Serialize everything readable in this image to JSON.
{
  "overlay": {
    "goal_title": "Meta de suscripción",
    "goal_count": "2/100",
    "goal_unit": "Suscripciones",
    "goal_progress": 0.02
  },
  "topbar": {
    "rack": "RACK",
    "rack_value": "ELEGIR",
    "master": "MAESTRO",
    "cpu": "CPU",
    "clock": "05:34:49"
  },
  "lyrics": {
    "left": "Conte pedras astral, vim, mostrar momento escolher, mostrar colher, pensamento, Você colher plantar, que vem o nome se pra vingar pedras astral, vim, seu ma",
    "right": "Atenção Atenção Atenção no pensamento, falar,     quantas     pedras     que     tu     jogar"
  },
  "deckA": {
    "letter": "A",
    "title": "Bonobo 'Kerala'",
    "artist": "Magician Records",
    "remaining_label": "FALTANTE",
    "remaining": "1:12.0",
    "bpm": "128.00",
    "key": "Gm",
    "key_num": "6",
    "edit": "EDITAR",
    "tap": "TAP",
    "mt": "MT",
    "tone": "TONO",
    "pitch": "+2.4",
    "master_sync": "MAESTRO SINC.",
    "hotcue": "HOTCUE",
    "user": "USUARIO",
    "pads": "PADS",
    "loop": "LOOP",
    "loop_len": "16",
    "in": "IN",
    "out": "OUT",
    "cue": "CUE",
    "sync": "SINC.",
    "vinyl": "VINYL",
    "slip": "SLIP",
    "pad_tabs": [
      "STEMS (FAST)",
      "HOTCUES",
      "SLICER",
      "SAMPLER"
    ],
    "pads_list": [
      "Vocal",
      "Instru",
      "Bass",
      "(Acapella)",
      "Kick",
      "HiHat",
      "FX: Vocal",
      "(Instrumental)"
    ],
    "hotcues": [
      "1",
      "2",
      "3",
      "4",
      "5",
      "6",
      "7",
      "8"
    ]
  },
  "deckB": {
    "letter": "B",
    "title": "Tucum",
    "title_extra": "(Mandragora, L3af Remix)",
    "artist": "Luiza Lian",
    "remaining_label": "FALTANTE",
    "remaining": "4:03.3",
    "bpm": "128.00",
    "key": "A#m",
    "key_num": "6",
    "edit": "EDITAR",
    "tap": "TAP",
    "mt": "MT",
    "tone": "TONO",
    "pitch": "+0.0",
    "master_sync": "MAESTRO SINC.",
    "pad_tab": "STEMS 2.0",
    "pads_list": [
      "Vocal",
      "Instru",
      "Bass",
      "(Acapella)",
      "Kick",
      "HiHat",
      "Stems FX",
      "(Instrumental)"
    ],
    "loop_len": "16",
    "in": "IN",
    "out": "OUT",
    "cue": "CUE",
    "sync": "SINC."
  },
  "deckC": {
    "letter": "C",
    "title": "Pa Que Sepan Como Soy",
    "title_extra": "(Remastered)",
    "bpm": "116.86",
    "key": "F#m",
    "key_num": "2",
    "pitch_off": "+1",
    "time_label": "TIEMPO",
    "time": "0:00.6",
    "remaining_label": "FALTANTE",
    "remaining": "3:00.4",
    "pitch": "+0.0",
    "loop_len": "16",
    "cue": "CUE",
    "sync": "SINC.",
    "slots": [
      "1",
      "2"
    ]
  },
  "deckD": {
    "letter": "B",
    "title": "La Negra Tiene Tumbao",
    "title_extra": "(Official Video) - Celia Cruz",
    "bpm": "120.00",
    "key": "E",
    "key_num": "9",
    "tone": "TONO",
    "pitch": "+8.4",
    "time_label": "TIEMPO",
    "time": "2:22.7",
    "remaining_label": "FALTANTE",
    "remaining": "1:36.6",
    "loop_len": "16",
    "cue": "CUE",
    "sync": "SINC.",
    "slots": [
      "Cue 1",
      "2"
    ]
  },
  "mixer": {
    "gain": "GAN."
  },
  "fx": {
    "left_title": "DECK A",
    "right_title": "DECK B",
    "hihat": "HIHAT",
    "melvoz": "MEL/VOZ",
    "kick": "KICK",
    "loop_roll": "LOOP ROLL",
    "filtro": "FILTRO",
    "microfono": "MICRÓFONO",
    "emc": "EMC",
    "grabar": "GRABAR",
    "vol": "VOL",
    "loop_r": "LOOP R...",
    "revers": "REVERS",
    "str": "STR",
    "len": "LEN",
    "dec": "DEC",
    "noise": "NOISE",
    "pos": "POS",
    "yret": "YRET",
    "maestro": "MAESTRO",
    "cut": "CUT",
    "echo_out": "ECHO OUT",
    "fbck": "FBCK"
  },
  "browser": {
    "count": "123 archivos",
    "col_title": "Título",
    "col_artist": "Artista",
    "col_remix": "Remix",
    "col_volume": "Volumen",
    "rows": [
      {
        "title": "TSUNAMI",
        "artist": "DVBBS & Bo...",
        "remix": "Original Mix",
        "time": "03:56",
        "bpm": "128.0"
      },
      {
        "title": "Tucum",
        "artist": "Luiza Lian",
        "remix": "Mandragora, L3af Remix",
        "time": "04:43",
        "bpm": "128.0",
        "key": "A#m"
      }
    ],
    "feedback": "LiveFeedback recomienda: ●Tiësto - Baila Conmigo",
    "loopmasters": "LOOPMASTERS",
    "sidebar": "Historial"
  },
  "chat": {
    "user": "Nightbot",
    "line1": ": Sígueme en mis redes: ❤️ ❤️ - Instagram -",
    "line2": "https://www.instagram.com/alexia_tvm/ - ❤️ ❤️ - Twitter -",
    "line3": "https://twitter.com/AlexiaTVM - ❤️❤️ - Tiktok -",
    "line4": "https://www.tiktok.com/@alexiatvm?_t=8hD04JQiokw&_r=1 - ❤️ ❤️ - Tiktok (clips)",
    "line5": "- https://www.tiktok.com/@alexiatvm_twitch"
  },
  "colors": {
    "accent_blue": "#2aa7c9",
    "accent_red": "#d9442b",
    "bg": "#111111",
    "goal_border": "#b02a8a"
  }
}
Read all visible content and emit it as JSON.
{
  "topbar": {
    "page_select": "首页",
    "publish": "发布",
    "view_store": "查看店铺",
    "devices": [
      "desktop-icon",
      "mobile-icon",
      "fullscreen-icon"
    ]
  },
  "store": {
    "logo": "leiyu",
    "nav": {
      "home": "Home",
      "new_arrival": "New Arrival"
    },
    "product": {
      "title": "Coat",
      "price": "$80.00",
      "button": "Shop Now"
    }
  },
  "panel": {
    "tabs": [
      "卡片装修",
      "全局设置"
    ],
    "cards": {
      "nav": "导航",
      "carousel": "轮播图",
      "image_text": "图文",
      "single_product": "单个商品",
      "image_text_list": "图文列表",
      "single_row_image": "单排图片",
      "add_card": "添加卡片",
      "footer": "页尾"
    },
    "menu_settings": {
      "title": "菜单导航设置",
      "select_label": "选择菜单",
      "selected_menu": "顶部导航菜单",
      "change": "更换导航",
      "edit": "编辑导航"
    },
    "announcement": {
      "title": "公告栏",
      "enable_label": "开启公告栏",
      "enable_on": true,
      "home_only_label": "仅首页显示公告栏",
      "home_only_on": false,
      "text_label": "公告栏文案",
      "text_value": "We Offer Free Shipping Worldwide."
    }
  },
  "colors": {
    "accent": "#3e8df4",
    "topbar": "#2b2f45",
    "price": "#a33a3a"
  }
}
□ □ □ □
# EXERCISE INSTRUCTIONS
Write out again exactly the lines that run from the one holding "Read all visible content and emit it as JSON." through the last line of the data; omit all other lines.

# WORKED SOLUTION
Read all visible content and emit it as JSON.
{
  "topbar": {
    "page_select": "首页",
    "publish": "发布",
    "view_store": "查看店铺",
    "devices": [
      "desktop-icon",
      "mobile-icon",
      "fullscreen-icon"
    ]
  },
  "store": {
    "logo": "leiyu",
    "nav": {
      "home": "Home",
      "new_arrival": "New Arrival"
    },
    "product": {
      "title": "Coat",
      "price": "$80.00",
      "button": "Shop Now"
    }
  },
  "panel": {
    "tabs": [
      "卡片装修",
      "全局设置"
    ],
    "cards": {
      "nav": "导航",
      "carousel": "轮播图",
      "image_text": "图文",
      "single_product": "单个商品",
      "image_text_list": "图文列表",
      "single_row_image": "单排图片",
      "add_card": "添加卡片",
      "footer": "页尾"
    },
    "menu_settings": {
      "title": "菜单导航设置",
      "select_label": "选择菜单",
      "selected_menu": "顶部导航菜单",
      "change": "更换导航",
      "edit": "编辑导航"
    },
    "announcement": {
      "title": "公告栏",
      "enable_label": "开启公告栏",
      "enable_on": true,
      "home_only_label": "仅首页显示公告栏",
      "home_only_on": false,
      "text_label": "公告栏文案",
      "text_value": "We Offer Free Shipping Worldwide."
    }
  },
  "colors": {
    "accent": "#3e8df4",
    "topbar": "#2b2f45",
    "price": "#a33a3a"
  }
}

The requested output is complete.